Trump backs arms for Syrian Kurds in Raqqa battle
The Trump administration has announced it will arm Syria's Kurdish fighters "as necessary" to recapture the key Islamic State stronghold of Raqqa, despite intense opposition from Nato ally Turkey.
The decision is meant to accelerate the Raqqa operation, but undermines the Turkish government's view that the Syrian Kurdish group known as the YPG is an extension of a Kurdish terrorist organisation that operates in Turkey.
Washington is eager to retake Raqqa, arguing that it is a haven for IS operatives to plan attacks on the West.
Dana W White, the Pentagon's chief spokeswoman, said in a written statement that President Donald Trump authorised the arms on Monday.
His approval gives the Pentagon the go-ahead to "equip Kurdish elements of the Syrian Democratic Forces as necessary to ensure a clear victory over ISIS" in Raqqa, said Ms White, who was travelling with defence secretary Jim Mattis in Europe.
The US sees the Kurdish-led Syrian Democratic Forces (SDF) as its most effective battlefield partner against IS in northern and eastern Syria.
Ms White said they are "the only force on the ground that can successfully seize Raqqa in the near future".
While Ms White did not mention the kinds of arms to be provided to the Kurds, other officials had indicated in recent days that 120mm mortars, machine guns, ammunition and light armoured vehicles were possibilities.
They said the US would not provide artillery or surface-to-air missiles.
The officials described no firm timeline, with the American intention to provide the new weapons to the Syrian Kurds as soon as possible.
A congressional aide said officials informed relevant members of Congress of the decision on Monday evening.
The Obama administration had been leaning towards arming the Syrian Kurds but struggled with how that could be done without torpedoing relations with Turkey, which is a US ally in Nato and a key political actor in the greater Middle East.
The issue has come to a head now because battlefield progress this year has put the US-backed SDF nearly in position to attack IS in Raqqa, although they are still attempting to isolate the city.
Even with the extra US weaponry, the Kurds and their Syrian Arab partners are expected to face a difficult and perhaps lengthy fight for control of Raqqa, which has been key to the extremists' state-building project.
Raqqa is far smaller than Mosul, which is still not fully returned to Iraqi control after months of combat.
Senior US officials including General Joseph Dunford, chairman of the Joint Chiefs of Staff, have met repeatedly with Turkish officials to try to work out an arrangement for the Raqqa assault that would be acceptable to Ankara.
The Turks have insisted that the Syrian Kurds be excluded from that operation, but US officials insisted there was no real alternative.
In her statement, Ms White said the US prioritises its support for the Arab elements of the SDF.

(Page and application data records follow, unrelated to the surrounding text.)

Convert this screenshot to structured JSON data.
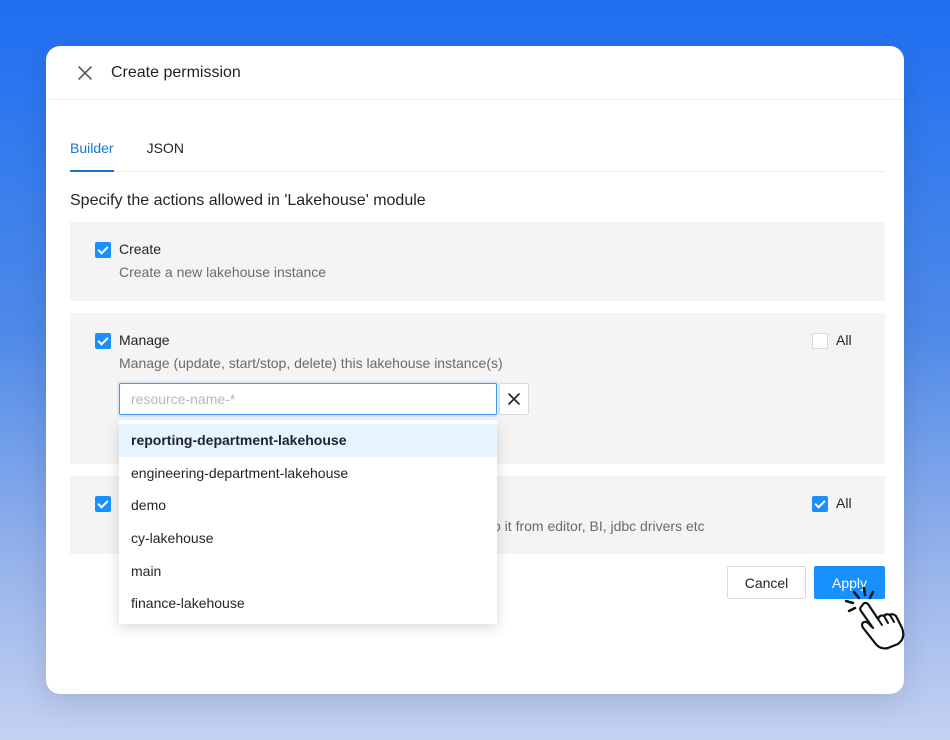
{
  "dialog": {
    "title": "Create permission"
  },
  "tabs": [
    {
      "label": "Builder",
      "active": true
    },
    {
      "label": "JSON",
      "active": false
    }
  ],
  "section_heading": "Specify the actions allowed in 'Lakehouse' module",
  "actions": [
    {
      "label": "Create",
      "description": "Create a new lakehouse instance",
      "checked": true
    },
    {
      "label": "Manage",
      "description": "Manage (update, start/stop, delete) this lakehouse instance(s)",
      "checked": true,
      "all_label": "All",
      "all_checked": false,
      "resource_input": {
        "placeholder": "resource-name-*",
        "value": ""
      }
    },
    {
      "label": "",
      "description": "o it from editor, BI, jdbc drivers etc",
      "checked": true,
      "all_label": "All",
      "all_checked": true
    }
  ],
  "dropdown": {
    "options": [
      {
        "label": "reporting-department-lakehouse",
        "selected": true
      },
      {
        "label": "engineering-department-lakehouse",
        "selected": false
      },
      {
        "label": "demo",
        "selected": false
      },
      {
        "label": "cy-lakehouse",
        "selected": false
      },
      {
        "label": "main",
        "selected": false
      },
      {
        "label": "finance-lakehouse",
        "selected": false
      }
    ]
  },
  "footer": {
    "cancel_label": "Cancel",
    "apply_label": "Apply"
  },
  "colors": {
    "accent": "#1890ff",
    "tab_active": "#1677d8",
    "card_bg": "#f4f4f4"
  }
}
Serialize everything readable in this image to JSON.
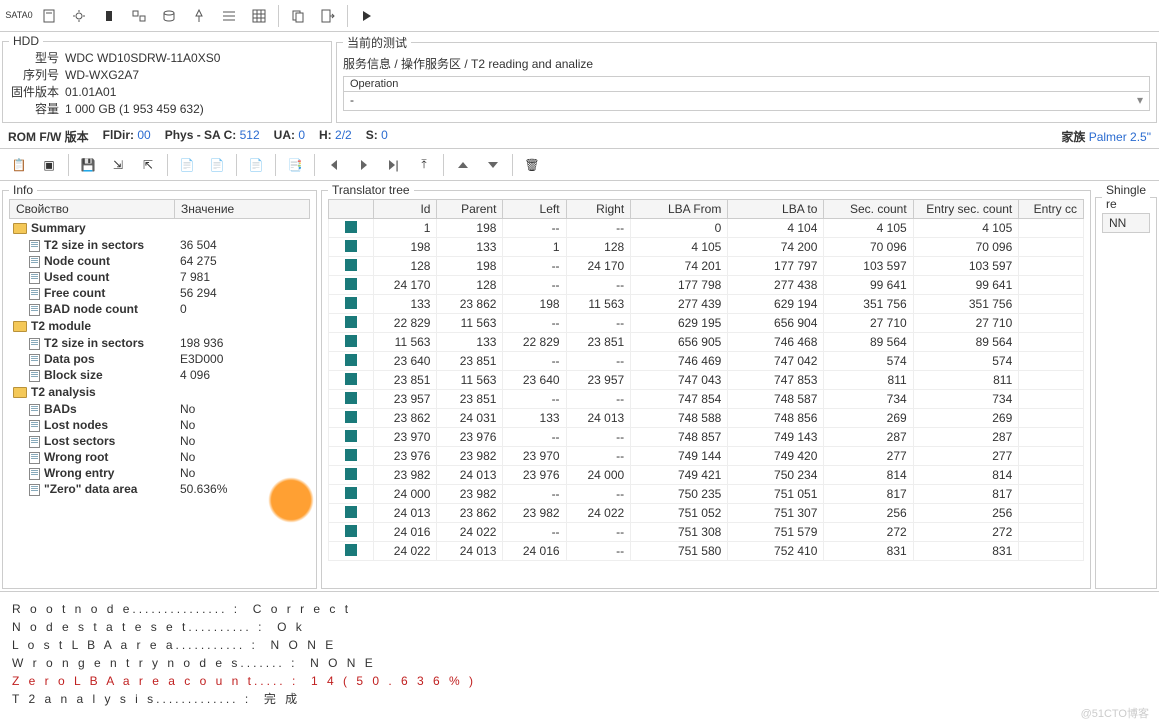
{
  "toolbar": {
    "sata": "SATA0"
  },
  "hdd": {
    "title": "HDD",
    "model_k": "型号",
    "model_v": "WDC WD10SDRW-11A0XS0",
    "serial_k": "序列号",
    "serial_v": "WD-WXG2A7",
    "fw_k": "固件版本",
    "fw_v": "01.01A01",
    "cap_k": "容量",
    "cap_v": "1 000 GB (1 953 459 632)"
  },
  "test": {
    "title": "当前的测试",
    "path": "服务信息 / 操作服务区 / T2 reading and analize",
    "op": "Operation",
    "opv": "-"
  },
  "status": {
    "romfw": "ROM F/W 版本",
    "fldir": "FlDir:",
    "fldir_v": "00",
    "phys": "Phys - SA C:",
    "phys_v": "512",
    "ua": "UA:",
    "ua_v": "0",
    "h": "H:",
    "h_v": "2/2",
    "s": "S:",
    "s_v": "0",
    "fam": "家族",
    "fam_v": "Palmer 2.5\""
  },
  "info": {
    "title": "Info",
    "prop": "Свойство",
    "val": "Значение",
    "items": [
      {
        "t": "f",
        "l": "Summary"
      },
      {
        "t": "d",
        "l": "T2 size in sectors",
        "v": "36 504"
      },
      {
        "t": "d",
        "l": "Node count",
        "v": "64 275"
      },
      {
        "t": "d",
        "l": "Used count",
        "v": "7 981"
      },
      {
        "t": "d",
        "l": "Free count",
        "v": "56 294"
      },
      {
        "t": "d",
        "l": "BAD node count",
        "v": "0"
      },
      {
        "t": "f",
        "l": "T2 module"
      },
      {
        "t": "d",
        "l": "T2 size in sectors",
        "v": "198 936"
      },
      {
        "t": "d",
        "l": "Data pos",
        "v": "E3D000"
      },
      {
        "t": "d",
        "l": "Block size",
        "v": "4 096"
      },
      {
        "t": "f",
        "l": "T2 analysis"
      },
      {
        "t": "d",
        "l": "BADs",
        "v": "No"
      },
      {
        "t": "d",
        "l": "Lost nodes",
        "v": "No"
      },
      {
        "t": "d",
        "l": "Lost sectors",
        "v": "No"
      },
      {
        "t": "d",
        "l": "Wrong root",
        "v": "No"
      },
      {
        "t": "d",
        "l": "Wrong entry",
        "v": "No"
      },
      {
        "t": "d",
        "l": "\"Zero\" data area",
        "v": "50.636%"
      }
    ]
  },
  "tree": {
    "title": "Translator tree",
    "cols": [
      "",
      "Id",
      "Parent",
      "Left",
      "Right",
      "LBA From",
      "LBA to",
      "Sec. count",
      "Entry sec. count",
      "Entry cc"
    ],
    "rows": [
      [
        "1",
        "198",
        "--",
        "--",
        "0",
        "4 104",
        "4 105",
        "4 105"
      ],
      [
        "198",
        "133",
        "1",
        "128",
        "4 105",
        "74 200",
        "70 096",
        "70 096"
      ],
      [
        "128",
        "198",
        "--",
        "24 170",
        "74 201",
        "177 797",
        "103 597",
        "103 597"
      ],
      [
        "24 170",
        "128",
        "--",
        "--",
        "177 798",
        "277 438",
        "99 641",
        "99 641"
      ],
      [
        "133",
        "23 862",
        "198",
        "11 563",
        "277 439",
        "629 194",
        "351 756",
        "351 756"
      ],
      [
        "22 829",
        "11 563",
        "--",
        "--",
        "629 195",
        "656 904",
        "27 710",
        "27 710"
      ],
      [
        "11 563",
        "133",
        "22 829",
        "23 851",
        "656 905",
        "746 468",
        "89 564",
        "89 564"
      ],
      [
        "23 640",
        "23 851",
        "--",
        "--",
        "746 469",
        "747 042",
        "574",
        "574"
      ],
      [
        "23 851",
        "11 563",
        "23 640",
        "23 957",
        "747 043",
        "747 853",
        "811",
        "811"
      ],
      [
        "23 957",
        "23 851",
        "--",
        "--",
        "747 854",
        "748 587",
        "734",
        "734"
      ],
      [
        "23 862",
        "24 031",
        "133",
        "24 013",
        "748 588",
        "748 856",
        "269",
        "269"
      ],
      [
        "23 970",
        "23 976",
        "--",
        "--",
        "748 857",
        "749 143",
        "287",
        "287"
      ],
      [
        "23 976",
        "23 982",
        "23 970",
        "--",
        "749 144",
        "749 420",
        "277",
        "277"
      ],
      [
        "23 982",
        "24 013",
        "23 976",
        "24 000",
        "749 421",
        "750 234",
        "814",
        "814"
      ],
      [
        "24 000",
        "23 982",
        "--",
        "--",
        "750 235",
        "751 051",
        "817",
        "817"
      ],
      [
        "24 013",
        "23 862",
        "23 982",
        "24 022",
        "751 052",
        "751 307",
        "256",
        "256"
      ],
      [
        "24 016",
        "24 022",
        "--",
        "--",
        "751 308",
        "751 579",
        "272",
        "272"
      ],
      [
        "24 022",
        "24 013",
        "24 016",
        "--",
        "751 580",
        "752 410",
        "831",
        "831"
      ]
    ]
  },
  "sh": {
    "title": "Shingle re",
    "col": "NN"
  },
  "log": [
    {
      "k": "Root node",
      "v": "Correct"
    },
    {
      "k": "Node state set",
      "v": "Ok"
    },
    {
      "k": "Lost LBA area",
      "v": "NONE"
    },
    {
      "k": "Wrong entry nodes",
      "v": "NONE"
    },
    {
      "k": "Zero LBA area count",
      "v": "14 (50.636%)",
      "red": true
    },
    {
      "k": "T2 analysis",
      "v": "完成"
    }
  ],
  "watermark": "@51CTO博客"
}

"We are keenly aware of the security concerns of our coalition partner Turkey," she said.
"We want to reassure the people and government of Turkey that the US is committed to preventing additional security risks and protecting our NATO ally."
Other officials said Mr Trump's authorisation includes safeguards intended to reassure the Turks that the additional US weaponry and equipment will not be used by the Kurds in Turkey.
The intent is to restrict the distribution and use of the weaponry by permitting its use for specific battlefield missions and then requiring the Kurds to return it to US control.
Turkish President Recep Tayyip Erdogan is to visit Mr Trump in Washington next week.
An Erdogan adviser, Ibrahim Kalin, met on Tuesday with Thomas Shannon, the State Department number two official.
And in Denmark earlier on Tuesday, Mr Mattis said he had useful discussions with Turkey and described the two countries as working out differences over a US alliance with Syrian Kurds in fighting IS militants.
"That's not to say we all walk into the room with exactly the same appreciation of the problem or the path forward," Mr Mattis told reporters after meeting with officials from more than a dozen nations also fighting IS.
Basat Ozturk, a senior Turkish defence official, participated.
"We're going to sort it out," Mr Mattis said. "We'll figure out how we're going to do it."
Tensions escalated last month when Turkey conducted air strikes on Kurdish bases in Syria and Iraq.
The Turkish military said it killed at least 90 militants and wounded scores.
The Kurdish group in Syria said 20 of its fighters and media activists were killed in the strike, which was followed by cross-border clashes.
The instability has concerned Washington, which fears it will slow the effort to retake Raqqa.
"We've been conducting military and diplomatic dialogue with the Turks and it was a very, very useful discussion today," Mr Mattis said at a press conference with Danish defence minister Claus Hjort Frederiksen.